Iker: Spectacular, the most beautiful bivy we've ever had.
Hervé: an emotion which has no comparisons. We sat still, immobile, on that small ledge. No one moved, there was no action, yet that moment was as powerful and exciting as the climb itself. An unexpected present which rendered this climb even more beautiful.
The next day you summited. For you Hervé it was summit No. ? While for you Eneko and Iker, was it your first time? Tell us about your sensations...
Eneko: it was out second time on Mont Blanc, the first was 19 years ago with our father via the French side. Sensations? After having been completely alone for a couple of days, reaching the summit and finding 150 people was "particular". It suddenly seemed as if we were on a completely different mountain.
Hervé: as "Carellino" said with regards to the Matterhorn: "Not too often, and never via the same route..."
Hervé, one of the aims of your trilogy project was to state that there is still plenty of room for adventure in the Alps... after this second stage do you believe this holds true and why?
Herve: Yes. I think it's up to us to give meaning to our actions and our way of living and interpreting the mountains. There is no such thing as a better or worse thing, but if you're looking for adventure then you can definitely find it out there, even on the mountains close to home. For example by going out of season, in winter, perhaps far away from the cable car or mountain huts, by establishing new routes or repeating existing ones in the style and in line with the philosophy of those who established them. Seeing that we're on the subject, I really didn't appreciate those bolts on the Bonatti route on the Red Pillar.
Iker and Eneko… this is your second year "travelling" across the Alps. What can you tell us about this... and are you nostalgic about your Pyrenees?
Iker: we're always homesick for our Pyrenees... We almost felt at home during our trip through the Dolomites. Even if they are far more vast that the Pyrenees, the Dolomites are very similar to our peaks. The Western Alps on the other hand - for example Monte Rosa and Mont Blanc where we spent the last days of our travels - are more similar to the Himalaya. Grand, enormous glaciers, high altitude and lots of elevation gain.

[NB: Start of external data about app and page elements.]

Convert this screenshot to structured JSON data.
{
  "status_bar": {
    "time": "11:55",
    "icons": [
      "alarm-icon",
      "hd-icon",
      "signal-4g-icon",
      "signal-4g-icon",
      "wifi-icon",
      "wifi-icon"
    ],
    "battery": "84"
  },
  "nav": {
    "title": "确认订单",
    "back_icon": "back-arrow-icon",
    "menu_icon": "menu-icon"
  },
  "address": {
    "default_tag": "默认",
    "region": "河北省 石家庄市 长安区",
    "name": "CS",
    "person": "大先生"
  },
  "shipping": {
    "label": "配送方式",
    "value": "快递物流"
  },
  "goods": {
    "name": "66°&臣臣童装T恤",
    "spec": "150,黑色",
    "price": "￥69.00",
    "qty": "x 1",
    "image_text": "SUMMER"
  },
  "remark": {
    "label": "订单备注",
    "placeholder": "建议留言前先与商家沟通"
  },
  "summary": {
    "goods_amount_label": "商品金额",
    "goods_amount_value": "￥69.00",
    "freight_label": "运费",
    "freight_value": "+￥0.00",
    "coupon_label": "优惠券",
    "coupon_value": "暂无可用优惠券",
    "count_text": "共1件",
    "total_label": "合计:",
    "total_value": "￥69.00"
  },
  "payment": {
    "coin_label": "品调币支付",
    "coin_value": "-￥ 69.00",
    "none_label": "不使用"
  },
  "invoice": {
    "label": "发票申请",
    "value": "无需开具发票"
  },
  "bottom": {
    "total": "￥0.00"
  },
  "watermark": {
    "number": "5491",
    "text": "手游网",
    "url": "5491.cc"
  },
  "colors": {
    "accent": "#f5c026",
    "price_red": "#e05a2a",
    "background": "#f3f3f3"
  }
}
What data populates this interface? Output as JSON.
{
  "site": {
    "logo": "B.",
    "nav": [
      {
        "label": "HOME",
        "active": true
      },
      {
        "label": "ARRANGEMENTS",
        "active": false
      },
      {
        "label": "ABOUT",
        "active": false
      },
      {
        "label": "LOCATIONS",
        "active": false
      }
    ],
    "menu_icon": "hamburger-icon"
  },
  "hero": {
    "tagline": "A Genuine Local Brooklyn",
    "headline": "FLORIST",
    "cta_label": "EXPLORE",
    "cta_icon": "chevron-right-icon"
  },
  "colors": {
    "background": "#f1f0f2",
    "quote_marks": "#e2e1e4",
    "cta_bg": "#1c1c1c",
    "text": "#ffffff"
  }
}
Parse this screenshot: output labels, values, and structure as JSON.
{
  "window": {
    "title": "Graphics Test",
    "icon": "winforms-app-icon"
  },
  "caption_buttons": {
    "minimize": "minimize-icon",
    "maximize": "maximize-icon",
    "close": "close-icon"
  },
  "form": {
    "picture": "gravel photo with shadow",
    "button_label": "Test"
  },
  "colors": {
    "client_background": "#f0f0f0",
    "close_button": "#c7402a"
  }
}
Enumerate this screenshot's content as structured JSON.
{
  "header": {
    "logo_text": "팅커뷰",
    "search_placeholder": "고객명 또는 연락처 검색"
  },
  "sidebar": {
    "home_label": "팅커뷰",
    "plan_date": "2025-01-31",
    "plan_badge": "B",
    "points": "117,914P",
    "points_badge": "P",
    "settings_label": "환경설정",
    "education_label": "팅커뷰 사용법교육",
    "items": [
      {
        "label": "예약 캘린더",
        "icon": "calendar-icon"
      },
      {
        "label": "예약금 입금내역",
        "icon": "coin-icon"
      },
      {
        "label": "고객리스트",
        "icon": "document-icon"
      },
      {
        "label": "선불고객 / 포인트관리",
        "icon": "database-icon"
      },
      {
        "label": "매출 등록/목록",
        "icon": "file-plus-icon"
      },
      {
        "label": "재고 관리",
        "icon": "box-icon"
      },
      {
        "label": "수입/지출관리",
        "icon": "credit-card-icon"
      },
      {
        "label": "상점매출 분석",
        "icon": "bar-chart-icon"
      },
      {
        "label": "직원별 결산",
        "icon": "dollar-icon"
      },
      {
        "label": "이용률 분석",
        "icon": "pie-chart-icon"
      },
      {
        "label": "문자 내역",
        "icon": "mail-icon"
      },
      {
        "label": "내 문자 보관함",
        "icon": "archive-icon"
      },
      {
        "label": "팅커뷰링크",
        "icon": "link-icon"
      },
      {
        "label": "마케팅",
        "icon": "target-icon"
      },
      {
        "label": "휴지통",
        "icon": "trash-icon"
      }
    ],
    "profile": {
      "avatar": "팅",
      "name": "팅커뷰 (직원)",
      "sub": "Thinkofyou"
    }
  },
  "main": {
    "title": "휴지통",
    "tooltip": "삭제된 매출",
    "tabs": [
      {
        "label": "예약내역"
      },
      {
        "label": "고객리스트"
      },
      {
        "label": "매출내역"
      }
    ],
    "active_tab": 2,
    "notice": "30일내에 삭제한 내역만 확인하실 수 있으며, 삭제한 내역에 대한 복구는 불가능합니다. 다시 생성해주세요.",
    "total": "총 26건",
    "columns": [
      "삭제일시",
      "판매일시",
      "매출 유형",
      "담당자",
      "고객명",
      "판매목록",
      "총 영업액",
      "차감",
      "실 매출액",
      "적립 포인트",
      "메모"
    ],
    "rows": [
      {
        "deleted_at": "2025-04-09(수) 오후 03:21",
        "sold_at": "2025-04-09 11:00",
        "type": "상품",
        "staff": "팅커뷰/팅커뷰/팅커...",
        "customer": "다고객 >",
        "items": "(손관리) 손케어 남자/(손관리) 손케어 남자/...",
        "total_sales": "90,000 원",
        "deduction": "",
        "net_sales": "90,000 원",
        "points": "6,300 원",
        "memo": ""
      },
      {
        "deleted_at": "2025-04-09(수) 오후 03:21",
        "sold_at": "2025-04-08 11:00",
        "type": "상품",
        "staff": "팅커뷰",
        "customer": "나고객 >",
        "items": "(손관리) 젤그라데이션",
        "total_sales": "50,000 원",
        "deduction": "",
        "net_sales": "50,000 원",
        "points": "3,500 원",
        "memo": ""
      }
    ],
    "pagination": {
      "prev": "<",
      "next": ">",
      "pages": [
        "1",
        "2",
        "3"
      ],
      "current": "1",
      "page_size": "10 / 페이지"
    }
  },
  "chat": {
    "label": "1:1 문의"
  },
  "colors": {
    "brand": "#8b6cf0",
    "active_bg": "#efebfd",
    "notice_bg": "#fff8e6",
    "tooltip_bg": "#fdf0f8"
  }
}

Let's finish classically... what will you treasure about this experience, what does it mean to you and,perhaps even, what aren't you happy about?
Hervé: I'd like to cherish everything. Even our moment of weakness at Rifugio Monzino when, on seeing the poor conditions and plenty of snow, we would have preferred to climb up nearby Aguille Noire and perhaps establish a hard new rock climb and now be the "cool guys".
Iker & Eneko: Ah yes... But it was worth continuing up just for that bivy!
A thought about your future and, if you want, that of alpinism...
Iker & Eneko: Less sport climbing and more adventures, like this latest experience. We certainly won't ever stop climbing difficult routes across the globe, both at the crags and on big rock faces, but at times the comparison with alpinism proves to be an eye opener.
Hervé: For the time being I want to finish my project off as best possible and attempt to tell a different story. The Matterhorn gave me a committing and severe alpine undertaking "at the limit" and with this and the next climb up Monte Rosa I hope to succeed in bringing to the forefront a far more romantic way of interpreting the mountains and alpinism.